Betfred has decided to part ways with 25 of its betting shops, selling them to competitor Stan James for a tidy sum of £5 million. The decision to sell these shops stems from what the company says are ‘competition concerns’ resulting from their purchase of Tote last year.
The deal also came after the UK Office of Fair Trading made a ruling saying that there were 25 locations that “offered a significant reduction in choice of betting shops from consumers.”
It should be pointed out that when Betfred won the rights to Tote after a bid of £265 million, it also acquired 517 of the latter’s shops. Of this number, the OFT identified that 25 of these shops lay in close proximity to Betfred betting shops, thus phrasing it in the context of having a significant reduction in choices for consumers. Having Betfred and Tote shops be skipping distances away from each other apparently isn’t conducive to fair competition for other betting shops.
The transaction between Betfred and Stan James is still subject to public consultation, but it shouldn’t come across any setbacks from the OFT who has already said that it is “minded to accept the proposal put forward by Betfred”, according to Totallygaming.com.

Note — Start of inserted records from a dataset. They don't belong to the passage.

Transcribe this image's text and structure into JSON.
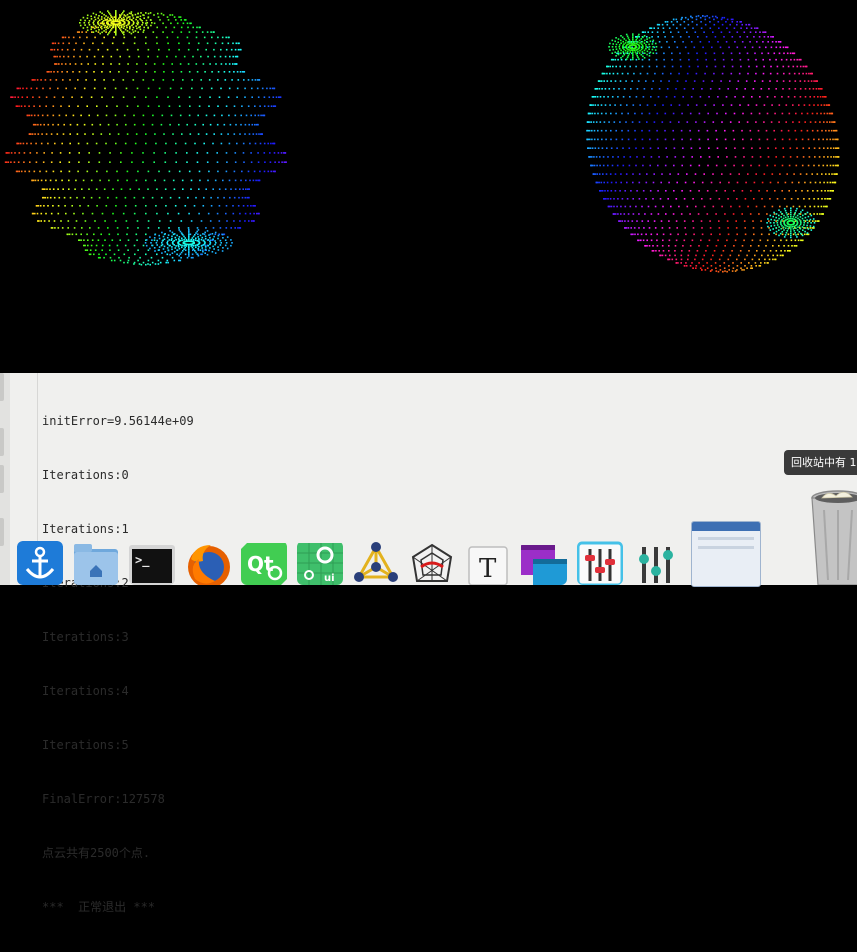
{
  "viewer": {
    "name": "point-cloud-viewer"
  },
  "terminal": {
    "lines": [
      "initError=9.56144e+09",
      "Iterations:0",
      "Iterations:1",
      "Iterations:2",
      "Iterations:3",
      "Iterations:4",
      "Iterations:5",
      "FinalError:127578",
      "点云共有2500个点.",
      "***  正常退出 ***"
    ]
  },
  "toast": {
    "text": "回收站中有 1"
  },
  "dock": {
    "items": [
      {
        "name": "anchor-app-icon"
      },
      {
        "name": "home-folder-icon"
      },
      {
        "name": "terminal-icon"
      },
      {
        "name": "firefox-icon"
      },
      {
        "name": "qt-creator-icon"
      },
      {
        "name": "qt-designer-icon"
      },
      {
        "name": "network-graph-icon"
      },
      {
        "name": "spider-web-icon"
      },
      {
        "name": "text-editor-icon"
      },
      {
        "name": "window-switcher-icon"
      },
      {
        "name": "mixer-sliders-icon"
      },
      {
        "name": "equalizer-icon"
      }
    ]
  }
}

Meanwhile, not everybody appears to be weeping over the results of Euro 2012. Betting exchange Betfair, for one, is all smiles after announcing that it had enjoyed an increased revenue of 18% from core operations in the past two months. It’s a number that was piggy-backed by the enormous amount of action laid on Euro 2012, accounting for about a third of the spike in revenue.
Betfair interim chief executive Stephen Morana divulged that Euro 2012 saw more betting action than the company imagined, even eclipsing betting activity taken during the 2010 World Cup. Morana pointed to the strong interest generated by the tournament while also explaining that action was heavily aided by the convenience of mobile betting that came as a result of Betfair producing its own Euro 2012 mobile app.
As quoted on Totallygaming.com, Betfair chief technology officer Tony McAlister said: “There is a substantial uplift per customer because they bet more with their mobile products than they do online.”
“Sitting in front of one of these Euro 2012 matches with your iPad on your lap really increases the betting that customers are doing,” he adds.
Maybe BetVictor should’ve thought about doing the same thing; at least instead of waging their lot on a promotion that hinged on the premise that the tournament favorites – and defending champions – weren’t as good as the betting company thought it would be.